→ How to complete this task
Scan the entries below and state how many lines contain "Manager". No other output.

→ Records shown
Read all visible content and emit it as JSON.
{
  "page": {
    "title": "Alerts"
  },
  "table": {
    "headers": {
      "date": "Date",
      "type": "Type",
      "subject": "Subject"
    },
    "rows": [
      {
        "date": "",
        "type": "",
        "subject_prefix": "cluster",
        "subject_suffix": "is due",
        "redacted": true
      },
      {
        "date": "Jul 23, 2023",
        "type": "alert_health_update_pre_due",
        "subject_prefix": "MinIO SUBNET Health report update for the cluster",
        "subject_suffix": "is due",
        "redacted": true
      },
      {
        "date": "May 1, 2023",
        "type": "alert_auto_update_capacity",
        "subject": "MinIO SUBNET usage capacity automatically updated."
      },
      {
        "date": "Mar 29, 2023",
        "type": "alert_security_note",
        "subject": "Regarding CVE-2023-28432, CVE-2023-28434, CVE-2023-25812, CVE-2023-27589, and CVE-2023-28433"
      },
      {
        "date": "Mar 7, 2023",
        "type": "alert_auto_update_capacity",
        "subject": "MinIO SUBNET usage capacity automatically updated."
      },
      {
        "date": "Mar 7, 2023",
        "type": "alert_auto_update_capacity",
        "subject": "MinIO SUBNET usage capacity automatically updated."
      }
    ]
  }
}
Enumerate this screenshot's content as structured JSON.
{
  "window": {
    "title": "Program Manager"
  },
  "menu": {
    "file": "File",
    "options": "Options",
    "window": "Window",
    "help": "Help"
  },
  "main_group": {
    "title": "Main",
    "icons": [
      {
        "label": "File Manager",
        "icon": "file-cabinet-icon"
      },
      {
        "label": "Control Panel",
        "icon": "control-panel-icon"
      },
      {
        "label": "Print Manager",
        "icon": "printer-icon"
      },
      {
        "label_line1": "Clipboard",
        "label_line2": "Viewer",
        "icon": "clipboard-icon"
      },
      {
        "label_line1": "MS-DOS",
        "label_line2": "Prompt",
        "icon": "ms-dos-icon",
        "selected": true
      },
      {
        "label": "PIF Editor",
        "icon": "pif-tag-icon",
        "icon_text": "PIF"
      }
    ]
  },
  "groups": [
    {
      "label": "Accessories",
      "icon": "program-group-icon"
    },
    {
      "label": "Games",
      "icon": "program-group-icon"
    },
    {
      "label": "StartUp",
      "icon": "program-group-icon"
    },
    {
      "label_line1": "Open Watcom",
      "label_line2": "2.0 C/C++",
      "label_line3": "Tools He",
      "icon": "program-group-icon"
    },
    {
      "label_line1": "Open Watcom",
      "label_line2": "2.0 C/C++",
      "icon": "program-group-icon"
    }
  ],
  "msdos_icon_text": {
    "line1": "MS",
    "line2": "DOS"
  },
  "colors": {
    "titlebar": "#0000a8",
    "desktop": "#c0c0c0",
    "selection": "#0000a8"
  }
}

→ Exercise output
3